YOUR INSTRUCTIONS - Look through the data below for the string "CEDRIC", and copy every line where it turns up.

[Data records for software interfaces]

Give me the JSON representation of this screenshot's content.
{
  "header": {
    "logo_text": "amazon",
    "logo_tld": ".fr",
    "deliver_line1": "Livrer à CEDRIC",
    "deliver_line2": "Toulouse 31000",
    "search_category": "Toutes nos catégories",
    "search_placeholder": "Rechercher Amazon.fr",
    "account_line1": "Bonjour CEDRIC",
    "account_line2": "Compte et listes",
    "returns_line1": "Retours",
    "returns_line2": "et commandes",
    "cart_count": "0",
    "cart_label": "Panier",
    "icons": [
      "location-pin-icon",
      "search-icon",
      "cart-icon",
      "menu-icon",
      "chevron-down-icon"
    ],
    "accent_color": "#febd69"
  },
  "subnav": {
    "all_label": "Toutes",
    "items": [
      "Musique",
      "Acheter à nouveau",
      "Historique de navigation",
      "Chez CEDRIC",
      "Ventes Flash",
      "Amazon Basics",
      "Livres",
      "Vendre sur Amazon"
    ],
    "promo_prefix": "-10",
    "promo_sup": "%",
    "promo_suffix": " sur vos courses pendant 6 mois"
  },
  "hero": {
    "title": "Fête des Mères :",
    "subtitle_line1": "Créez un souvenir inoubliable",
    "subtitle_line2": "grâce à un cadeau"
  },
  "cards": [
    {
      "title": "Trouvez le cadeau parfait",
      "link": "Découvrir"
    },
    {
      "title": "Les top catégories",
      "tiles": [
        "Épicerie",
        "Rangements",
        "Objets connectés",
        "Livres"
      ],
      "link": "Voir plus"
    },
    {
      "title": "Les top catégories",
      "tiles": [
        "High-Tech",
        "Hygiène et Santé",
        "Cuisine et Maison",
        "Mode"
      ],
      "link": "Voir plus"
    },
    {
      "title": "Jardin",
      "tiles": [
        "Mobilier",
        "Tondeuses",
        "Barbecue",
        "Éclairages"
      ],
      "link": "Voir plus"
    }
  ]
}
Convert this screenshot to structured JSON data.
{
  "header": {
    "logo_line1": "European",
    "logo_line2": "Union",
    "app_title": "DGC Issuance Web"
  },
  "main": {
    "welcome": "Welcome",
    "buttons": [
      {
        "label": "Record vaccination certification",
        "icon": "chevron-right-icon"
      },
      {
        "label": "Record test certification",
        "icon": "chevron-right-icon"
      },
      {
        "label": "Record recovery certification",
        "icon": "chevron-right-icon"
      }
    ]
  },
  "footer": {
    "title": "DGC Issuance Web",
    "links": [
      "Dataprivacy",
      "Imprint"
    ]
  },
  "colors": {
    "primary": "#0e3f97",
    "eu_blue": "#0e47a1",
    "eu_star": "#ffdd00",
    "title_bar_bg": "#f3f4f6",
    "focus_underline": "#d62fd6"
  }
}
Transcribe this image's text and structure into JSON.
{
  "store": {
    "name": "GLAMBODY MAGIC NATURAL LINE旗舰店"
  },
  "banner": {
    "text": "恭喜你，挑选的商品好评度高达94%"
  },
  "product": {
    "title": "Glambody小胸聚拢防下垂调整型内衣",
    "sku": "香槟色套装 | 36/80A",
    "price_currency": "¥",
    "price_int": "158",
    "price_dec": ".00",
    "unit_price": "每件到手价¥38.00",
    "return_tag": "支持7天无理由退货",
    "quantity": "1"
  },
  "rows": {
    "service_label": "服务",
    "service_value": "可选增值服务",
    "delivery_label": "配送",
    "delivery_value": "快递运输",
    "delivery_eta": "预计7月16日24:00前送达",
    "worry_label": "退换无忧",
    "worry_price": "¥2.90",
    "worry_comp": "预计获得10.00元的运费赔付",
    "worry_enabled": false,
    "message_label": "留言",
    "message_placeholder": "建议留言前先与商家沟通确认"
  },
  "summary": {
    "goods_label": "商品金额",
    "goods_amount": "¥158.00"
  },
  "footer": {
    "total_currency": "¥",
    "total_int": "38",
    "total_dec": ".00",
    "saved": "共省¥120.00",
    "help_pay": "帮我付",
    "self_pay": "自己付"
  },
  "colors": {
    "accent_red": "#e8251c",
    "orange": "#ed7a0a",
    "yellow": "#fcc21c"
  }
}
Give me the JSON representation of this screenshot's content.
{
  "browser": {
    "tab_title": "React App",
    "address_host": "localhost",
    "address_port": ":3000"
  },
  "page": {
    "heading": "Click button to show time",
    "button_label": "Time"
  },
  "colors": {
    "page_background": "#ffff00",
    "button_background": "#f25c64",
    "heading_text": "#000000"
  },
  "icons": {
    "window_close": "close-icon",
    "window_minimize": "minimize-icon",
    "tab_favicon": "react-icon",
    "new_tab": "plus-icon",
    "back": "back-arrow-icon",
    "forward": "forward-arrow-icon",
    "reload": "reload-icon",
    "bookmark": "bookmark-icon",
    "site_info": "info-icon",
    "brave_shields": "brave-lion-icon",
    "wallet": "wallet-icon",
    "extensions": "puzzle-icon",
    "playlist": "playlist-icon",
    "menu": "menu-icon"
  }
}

SOLUTION TO THE EXERCISE -
    "deliver_line1": "Livrer à CEDRIC",
    "account_line1": "Bonjour CEDRIC",
      "Chez CEDRIC",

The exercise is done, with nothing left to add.